Jianjun Li, Xiaoya Lian, Chenglin Ye and Lan Wang
, Mexico, Australia, New Zealand, and the United States ( Shang et al., 2011 ). The color is considered to be an important indicator in measuring ornamental value and offers a basis for plant classification ( Zhang et al., 2012 ). The flower color is
Cecil Pounders, Tim Rinehart, Ned Edwards and Patricia Knight
now available that vary in ultimate size, growth habit, pest tolerance, and flower color to service various landscape objectives ( Knox, 2000 ). Breeding of crapemyrtle in the United States was primarily pioneered by Otto Spring of Okmulgee, OK, who
Meredith R. Blumthal, L. Art Spomer, Daniel F. Warnock and Raymond A. Cloyd

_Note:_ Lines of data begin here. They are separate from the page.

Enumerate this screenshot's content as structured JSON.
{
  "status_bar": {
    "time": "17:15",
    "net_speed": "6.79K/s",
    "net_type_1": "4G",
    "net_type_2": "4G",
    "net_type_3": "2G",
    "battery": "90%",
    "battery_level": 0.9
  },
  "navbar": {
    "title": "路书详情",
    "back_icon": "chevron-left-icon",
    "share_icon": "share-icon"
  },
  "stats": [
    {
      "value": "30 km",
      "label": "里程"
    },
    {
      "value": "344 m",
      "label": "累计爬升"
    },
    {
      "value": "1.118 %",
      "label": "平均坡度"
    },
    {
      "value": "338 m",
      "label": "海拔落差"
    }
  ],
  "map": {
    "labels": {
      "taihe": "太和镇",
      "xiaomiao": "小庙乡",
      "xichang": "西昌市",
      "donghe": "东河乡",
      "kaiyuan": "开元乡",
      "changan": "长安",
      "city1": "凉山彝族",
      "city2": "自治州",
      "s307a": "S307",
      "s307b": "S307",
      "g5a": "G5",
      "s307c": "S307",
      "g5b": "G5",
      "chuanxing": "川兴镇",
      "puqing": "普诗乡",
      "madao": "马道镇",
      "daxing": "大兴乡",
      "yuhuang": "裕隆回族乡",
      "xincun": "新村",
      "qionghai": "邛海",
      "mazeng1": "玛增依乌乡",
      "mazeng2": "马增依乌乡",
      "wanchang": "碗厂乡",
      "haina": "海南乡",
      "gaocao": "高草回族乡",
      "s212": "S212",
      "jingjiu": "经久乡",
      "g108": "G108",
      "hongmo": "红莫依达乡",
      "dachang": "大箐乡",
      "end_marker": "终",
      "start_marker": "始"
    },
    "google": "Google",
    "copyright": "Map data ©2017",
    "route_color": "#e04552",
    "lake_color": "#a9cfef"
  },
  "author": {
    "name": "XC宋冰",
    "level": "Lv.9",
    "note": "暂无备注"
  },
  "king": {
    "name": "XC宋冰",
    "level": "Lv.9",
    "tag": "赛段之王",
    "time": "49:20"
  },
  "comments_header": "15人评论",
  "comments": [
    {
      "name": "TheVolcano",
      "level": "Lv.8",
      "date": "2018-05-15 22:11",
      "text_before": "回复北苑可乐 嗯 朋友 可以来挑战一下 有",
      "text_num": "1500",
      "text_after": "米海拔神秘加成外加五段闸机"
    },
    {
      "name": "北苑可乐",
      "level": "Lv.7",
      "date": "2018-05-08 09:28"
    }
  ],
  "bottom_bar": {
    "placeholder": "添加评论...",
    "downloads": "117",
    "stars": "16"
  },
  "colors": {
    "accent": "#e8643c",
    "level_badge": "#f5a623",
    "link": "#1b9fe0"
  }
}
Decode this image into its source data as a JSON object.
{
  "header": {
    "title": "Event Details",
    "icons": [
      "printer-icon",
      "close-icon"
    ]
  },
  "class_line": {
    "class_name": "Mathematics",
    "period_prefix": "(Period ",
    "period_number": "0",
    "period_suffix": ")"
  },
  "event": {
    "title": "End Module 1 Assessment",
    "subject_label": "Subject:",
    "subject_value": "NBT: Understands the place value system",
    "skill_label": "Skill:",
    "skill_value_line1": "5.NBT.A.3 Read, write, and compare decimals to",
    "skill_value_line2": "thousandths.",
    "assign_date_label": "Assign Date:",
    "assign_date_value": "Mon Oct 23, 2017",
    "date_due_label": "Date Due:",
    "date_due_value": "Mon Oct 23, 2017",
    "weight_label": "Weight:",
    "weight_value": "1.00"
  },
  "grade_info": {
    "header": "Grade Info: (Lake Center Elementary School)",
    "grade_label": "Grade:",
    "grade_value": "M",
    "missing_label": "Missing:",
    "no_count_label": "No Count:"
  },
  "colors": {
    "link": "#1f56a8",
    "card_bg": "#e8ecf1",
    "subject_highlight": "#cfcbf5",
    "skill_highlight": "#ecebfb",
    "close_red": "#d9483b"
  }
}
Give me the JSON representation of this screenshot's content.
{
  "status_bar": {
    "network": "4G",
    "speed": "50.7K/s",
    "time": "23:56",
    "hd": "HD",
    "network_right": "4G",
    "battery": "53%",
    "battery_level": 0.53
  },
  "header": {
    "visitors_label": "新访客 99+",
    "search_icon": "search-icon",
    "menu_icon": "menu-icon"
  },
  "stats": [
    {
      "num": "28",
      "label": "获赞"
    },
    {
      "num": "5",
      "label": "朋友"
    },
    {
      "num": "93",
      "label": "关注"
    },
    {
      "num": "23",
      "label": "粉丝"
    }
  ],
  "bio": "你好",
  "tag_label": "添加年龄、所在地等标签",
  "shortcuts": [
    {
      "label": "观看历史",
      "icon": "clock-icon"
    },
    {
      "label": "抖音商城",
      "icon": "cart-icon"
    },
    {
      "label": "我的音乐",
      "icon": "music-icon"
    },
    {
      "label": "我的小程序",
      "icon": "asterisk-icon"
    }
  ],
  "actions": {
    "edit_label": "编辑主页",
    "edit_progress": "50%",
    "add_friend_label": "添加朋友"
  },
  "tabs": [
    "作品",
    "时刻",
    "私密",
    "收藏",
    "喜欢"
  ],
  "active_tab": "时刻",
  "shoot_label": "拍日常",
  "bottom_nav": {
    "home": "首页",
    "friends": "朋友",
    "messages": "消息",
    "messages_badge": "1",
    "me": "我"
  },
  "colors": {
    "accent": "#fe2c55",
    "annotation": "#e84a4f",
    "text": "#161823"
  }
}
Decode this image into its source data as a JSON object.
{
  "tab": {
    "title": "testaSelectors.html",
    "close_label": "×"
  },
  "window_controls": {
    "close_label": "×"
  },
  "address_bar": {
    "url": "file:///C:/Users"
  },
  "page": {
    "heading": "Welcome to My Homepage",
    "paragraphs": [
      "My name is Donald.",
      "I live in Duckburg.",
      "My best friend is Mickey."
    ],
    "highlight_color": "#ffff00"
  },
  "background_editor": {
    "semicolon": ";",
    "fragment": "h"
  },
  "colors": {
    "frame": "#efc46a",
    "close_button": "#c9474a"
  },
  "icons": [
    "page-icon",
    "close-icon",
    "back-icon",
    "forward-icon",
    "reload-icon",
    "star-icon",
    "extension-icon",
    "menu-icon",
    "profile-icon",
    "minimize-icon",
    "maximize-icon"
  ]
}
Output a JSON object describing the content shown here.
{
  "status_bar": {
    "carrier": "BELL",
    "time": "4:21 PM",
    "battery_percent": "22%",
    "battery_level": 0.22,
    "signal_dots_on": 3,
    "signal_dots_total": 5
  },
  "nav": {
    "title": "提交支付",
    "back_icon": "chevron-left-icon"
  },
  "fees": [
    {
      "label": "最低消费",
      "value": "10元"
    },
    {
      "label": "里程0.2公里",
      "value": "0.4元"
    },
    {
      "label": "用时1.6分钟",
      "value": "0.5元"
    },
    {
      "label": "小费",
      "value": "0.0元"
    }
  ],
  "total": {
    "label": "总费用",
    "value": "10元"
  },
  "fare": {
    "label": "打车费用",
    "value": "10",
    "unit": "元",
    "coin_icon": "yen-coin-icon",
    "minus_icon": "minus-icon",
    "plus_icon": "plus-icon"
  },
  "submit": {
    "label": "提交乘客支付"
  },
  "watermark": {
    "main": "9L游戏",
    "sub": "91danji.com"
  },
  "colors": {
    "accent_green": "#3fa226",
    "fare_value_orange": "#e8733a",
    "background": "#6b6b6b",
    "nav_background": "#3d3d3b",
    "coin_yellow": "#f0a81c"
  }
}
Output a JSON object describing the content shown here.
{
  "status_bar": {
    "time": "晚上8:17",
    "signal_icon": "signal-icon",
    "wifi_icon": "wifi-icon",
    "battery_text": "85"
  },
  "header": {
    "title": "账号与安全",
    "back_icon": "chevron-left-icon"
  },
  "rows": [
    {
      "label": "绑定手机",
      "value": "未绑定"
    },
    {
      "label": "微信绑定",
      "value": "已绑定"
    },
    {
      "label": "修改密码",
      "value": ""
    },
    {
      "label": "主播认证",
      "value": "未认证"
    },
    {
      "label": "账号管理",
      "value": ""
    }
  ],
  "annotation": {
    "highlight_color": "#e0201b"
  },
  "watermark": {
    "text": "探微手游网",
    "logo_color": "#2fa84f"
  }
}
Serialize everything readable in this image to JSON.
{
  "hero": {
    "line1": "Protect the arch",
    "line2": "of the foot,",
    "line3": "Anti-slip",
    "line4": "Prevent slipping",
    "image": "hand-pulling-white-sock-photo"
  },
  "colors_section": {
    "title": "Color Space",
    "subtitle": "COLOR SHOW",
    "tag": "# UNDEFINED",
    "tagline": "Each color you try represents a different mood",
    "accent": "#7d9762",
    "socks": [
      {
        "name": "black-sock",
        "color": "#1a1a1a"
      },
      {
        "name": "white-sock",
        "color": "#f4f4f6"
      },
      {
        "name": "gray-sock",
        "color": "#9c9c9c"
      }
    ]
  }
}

Flower color preference of western flower thrips [WFT (Frankliniella occidentalis) (Thysanoptera: Thripidae)] was assessed by observing insect location after introduction into chambers containing four different colored flowers of each of three plant species: transvaal daisy (Gerbera jamesonii), matsumoto aster (Callistephus chinensis), and chrysanthemum (Dendranthema ×grandiflorum). Preference was based on the number of WFT adults found on each flower 72 hours after infestation. Significantly higher numbers of WFT were found on yellow transvaal daisy and yellow chrysanthemum. When these accessions were compared in a subsequent experiment, WFT displayed a significant greater preference for the yellow transvaal daisy. Visible and near infrared reflectance spectra of the flowers used in the study were measured to determine the presence of distinct spectral features that would account for the relative attractiveness of the flowers. Likewise, the reflectance spectra of three commercially available sticky cards (blue, yellow, and yellow with a grid pattern) that are used to trap or sample for WFT were compared to those of the flowers to determine any shared spectral features that would support observed WFT flower color preference. The observed similarity between the yellow transvaal daisy and yellow sticky card reflectance spectra supports the hypothesis that flower color contributes to attractiveness of WFT. In particular, the wavelengths corresponding to green-yellow (500 to 600 nm) seem to be responsible for attracting WFT. These findings also indicate that yellow sticky cards may be more appropriate in sampling for WFT than blue sticky cards. Although further research is needed, under the conditions of this study, yellow transvaal daisy appears to be a potentially useful trap crop for WFT.